RECORDS FOR THIS EXERCISE:

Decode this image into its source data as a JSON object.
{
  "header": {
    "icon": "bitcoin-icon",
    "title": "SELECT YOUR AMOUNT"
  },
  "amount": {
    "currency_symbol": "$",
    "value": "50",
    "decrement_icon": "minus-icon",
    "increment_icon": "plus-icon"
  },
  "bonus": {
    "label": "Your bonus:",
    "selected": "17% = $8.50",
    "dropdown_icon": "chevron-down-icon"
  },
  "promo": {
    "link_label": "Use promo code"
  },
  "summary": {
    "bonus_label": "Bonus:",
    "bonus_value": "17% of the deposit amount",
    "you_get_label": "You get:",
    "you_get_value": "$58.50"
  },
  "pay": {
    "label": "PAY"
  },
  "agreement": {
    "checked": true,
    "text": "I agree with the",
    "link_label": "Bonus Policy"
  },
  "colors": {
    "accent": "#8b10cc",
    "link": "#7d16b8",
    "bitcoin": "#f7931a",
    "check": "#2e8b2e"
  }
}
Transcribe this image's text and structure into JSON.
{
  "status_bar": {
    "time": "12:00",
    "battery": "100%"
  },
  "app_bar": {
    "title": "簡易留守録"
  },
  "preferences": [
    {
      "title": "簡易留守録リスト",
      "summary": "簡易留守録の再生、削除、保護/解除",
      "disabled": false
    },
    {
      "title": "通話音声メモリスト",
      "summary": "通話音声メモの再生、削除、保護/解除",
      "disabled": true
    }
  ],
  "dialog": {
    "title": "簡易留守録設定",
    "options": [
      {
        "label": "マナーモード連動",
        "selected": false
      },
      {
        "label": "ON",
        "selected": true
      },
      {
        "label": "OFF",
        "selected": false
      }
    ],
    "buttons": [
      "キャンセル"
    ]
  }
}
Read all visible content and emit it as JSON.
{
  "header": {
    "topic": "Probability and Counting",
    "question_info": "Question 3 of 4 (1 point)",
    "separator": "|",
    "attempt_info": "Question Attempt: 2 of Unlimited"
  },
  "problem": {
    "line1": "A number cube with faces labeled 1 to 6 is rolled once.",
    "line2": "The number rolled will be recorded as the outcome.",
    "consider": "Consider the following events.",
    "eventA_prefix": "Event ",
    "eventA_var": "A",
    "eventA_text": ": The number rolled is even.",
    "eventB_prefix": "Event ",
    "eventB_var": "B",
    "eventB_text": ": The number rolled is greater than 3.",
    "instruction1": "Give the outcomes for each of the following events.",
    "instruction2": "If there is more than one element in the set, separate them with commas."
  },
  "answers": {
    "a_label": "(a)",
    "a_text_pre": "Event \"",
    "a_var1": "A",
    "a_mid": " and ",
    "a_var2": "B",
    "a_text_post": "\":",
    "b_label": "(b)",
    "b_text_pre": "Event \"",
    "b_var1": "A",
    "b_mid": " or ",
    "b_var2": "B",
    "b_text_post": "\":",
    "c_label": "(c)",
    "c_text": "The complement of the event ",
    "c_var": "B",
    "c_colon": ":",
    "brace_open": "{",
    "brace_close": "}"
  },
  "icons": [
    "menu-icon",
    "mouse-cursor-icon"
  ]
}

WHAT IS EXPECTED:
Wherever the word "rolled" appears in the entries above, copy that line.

ANSWER SECTION:
    "line1": "A number cube with faces labeled 1 to 6 is rolled once.",
    "line2": "The number rolled will be recorded as the outcome.",
    "eventA_text": ": The number rolled is even.",
    "eventB_text": ": The number rolled is greater than 3.",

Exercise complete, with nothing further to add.